Credit Reports are EXCLUDING Negative Information and Raising FICO Scores
Updates to the types of information that the major credit reporting firms use in creating a credit score could soon improve the scores for millions of Americans. The three firms, Equifax, TransUnion, and Experian recently decided that they would no longer use certain negative reports in their credit scores. Specifically, Tax liens and Civil Judgments will be excluded from reports if certain information is unavailable to the firms. Here are 3 things you need to know about the new rules allowing credit reports to exclude negative information and boosting FICO scores, and how they might affect you.
- This will only apply if the information that the firm has about the tax lien or civil judgment is missing some information. If the report includes full name, address, date of birth, and SSN, then the information will stay. However, frequently reports are made without this information. It is projected that over 10 million people will see moderate improvements to their credit score, and over half a million could see substantial gains of 40 points or more.
- The boost could make a definite difference in loan approvals. A 40 point gain could easily mean the difference between approval and denial for a loan. And while this is great news for consumers with shaky credit, lenders might be wary. Those with tax liens and civil judgments against them have been estimated to be twice as likely as those without to default on loans.
- The new rule will go in effect July 1, so if you know that you have these on your record, check your credit after this time. If you see a substantial improvement, don’t sleep on it. Use your improved credit to increase your financial stability. That said, If you are a lender, you might need to remember the adjustments, and keep them in mind when assessing credit worthiness. You now have less information to work with.

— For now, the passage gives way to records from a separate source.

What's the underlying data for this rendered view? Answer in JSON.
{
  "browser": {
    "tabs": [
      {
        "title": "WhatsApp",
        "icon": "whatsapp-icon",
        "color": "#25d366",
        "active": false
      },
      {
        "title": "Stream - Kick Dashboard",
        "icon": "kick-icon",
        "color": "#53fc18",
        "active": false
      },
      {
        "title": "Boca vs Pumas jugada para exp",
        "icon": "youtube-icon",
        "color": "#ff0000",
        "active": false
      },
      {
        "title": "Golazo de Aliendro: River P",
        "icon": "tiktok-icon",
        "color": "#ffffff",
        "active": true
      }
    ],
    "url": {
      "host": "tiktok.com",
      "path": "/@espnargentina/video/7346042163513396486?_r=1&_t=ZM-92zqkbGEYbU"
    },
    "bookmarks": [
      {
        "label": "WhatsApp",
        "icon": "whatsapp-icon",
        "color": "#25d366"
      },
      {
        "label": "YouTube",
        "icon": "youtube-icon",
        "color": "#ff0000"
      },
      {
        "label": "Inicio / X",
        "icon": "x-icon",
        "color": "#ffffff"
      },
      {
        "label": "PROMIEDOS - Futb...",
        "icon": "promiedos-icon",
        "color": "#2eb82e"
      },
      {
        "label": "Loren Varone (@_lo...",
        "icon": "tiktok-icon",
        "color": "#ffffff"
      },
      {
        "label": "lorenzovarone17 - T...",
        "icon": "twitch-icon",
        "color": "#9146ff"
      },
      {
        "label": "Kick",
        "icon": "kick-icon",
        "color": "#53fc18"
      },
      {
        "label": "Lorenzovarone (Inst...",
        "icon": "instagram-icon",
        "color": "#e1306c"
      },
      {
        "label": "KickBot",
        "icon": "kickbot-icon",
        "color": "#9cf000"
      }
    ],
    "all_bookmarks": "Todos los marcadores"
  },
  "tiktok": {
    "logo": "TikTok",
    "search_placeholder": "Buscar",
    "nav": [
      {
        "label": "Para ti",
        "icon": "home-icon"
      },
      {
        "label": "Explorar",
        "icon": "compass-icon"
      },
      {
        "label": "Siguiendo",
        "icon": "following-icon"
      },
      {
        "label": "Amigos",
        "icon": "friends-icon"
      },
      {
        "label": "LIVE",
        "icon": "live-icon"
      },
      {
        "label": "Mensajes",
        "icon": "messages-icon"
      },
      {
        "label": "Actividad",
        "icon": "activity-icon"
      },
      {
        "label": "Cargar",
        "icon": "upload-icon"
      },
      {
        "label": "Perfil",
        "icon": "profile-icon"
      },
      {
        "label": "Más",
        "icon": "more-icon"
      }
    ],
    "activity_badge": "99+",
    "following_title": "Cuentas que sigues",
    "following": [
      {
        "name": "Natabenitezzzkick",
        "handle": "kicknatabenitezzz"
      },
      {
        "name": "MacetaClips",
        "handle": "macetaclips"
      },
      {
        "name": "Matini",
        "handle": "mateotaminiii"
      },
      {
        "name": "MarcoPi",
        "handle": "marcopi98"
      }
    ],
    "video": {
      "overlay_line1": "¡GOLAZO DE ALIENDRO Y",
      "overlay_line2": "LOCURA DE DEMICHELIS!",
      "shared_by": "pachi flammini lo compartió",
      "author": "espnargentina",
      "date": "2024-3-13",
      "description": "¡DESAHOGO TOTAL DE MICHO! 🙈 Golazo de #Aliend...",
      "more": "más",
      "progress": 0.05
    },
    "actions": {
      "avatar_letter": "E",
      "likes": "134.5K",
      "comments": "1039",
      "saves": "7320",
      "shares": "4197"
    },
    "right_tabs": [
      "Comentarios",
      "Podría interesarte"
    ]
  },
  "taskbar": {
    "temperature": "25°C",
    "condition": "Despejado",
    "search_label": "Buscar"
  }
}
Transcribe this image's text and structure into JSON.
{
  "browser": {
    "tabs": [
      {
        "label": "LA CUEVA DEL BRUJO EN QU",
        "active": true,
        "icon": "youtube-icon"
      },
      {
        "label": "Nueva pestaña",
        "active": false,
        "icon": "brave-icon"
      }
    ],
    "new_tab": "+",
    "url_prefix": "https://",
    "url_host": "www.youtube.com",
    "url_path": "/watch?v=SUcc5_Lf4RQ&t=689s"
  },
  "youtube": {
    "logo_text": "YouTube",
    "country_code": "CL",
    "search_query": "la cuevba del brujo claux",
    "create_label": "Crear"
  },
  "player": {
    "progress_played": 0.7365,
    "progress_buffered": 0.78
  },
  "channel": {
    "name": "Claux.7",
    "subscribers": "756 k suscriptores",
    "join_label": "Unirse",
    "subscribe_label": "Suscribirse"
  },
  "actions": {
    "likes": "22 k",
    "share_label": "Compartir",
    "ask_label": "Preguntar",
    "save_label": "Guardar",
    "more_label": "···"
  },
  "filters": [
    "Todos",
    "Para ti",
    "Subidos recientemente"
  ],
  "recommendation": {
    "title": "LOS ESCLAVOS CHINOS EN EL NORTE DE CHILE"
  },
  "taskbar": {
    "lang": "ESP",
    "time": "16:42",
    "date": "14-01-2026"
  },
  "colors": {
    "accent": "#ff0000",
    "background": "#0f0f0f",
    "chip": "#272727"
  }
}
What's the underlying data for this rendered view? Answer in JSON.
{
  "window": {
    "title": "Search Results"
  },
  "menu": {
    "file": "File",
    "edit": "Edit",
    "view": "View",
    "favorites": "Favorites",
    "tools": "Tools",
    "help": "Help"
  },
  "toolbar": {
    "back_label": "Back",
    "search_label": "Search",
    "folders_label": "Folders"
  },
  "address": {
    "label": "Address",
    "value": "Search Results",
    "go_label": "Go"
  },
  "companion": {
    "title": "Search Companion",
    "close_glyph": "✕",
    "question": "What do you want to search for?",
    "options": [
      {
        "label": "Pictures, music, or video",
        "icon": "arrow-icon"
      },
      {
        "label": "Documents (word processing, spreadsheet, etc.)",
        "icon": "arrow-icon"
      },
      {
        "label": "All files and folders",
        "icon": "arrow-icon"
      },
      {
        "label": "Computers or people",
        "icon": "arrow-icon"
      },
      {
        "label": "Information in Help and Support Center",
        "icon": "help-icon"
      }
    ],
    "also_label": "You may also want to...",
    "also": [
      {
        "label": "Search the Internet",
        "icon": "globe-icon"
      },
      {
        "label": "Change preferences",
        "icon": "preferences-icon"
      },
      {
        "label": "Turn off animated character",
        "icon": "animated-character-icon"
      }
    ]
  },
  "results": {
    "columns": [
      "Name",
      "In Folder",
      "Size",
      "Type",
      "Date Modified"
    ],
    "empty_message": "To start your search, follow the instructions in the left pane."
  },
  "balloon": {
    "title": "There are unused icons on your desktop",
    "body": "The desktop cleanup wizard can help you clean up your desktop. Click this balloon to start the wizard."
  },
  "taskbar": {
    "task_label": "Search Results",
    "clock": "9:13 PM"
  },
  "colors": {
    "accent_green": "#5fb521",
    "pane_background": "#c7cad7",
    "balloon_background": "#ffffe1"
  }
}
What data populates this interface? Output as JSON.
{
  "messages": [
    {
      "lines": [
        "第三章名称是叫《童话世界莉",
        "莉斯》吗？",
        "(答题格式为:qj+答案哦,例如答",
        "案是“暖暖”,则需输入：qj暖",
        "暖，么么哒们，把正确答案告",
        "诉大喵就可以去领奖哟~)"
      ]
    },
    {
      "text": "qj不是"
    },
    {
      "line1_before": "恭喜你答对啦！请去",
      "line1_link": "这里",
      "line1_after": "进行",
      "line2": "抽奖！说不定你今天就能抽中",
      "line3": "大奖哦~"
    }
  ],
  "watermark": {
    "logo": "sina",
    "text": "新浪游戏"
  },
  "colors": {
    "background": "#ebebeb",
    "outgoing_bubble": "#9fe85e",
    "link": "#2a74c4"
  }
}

The impact of this change will obviously not be seen until the rule is put into effect and credit scores begin to change, but there are some things that we should keep in mind. First, public information can still be used to determine if, for example, someone has a civil judgement against them. The change in rules will boost their credit score, but lenders could still look this information up. Second, this will hopefully decrease the number of people with incorrect information on their credit reports. Removing items this way shows that the CRAs are paying attention to a current problem:the number of complaints that they receive about incorrect credit report info.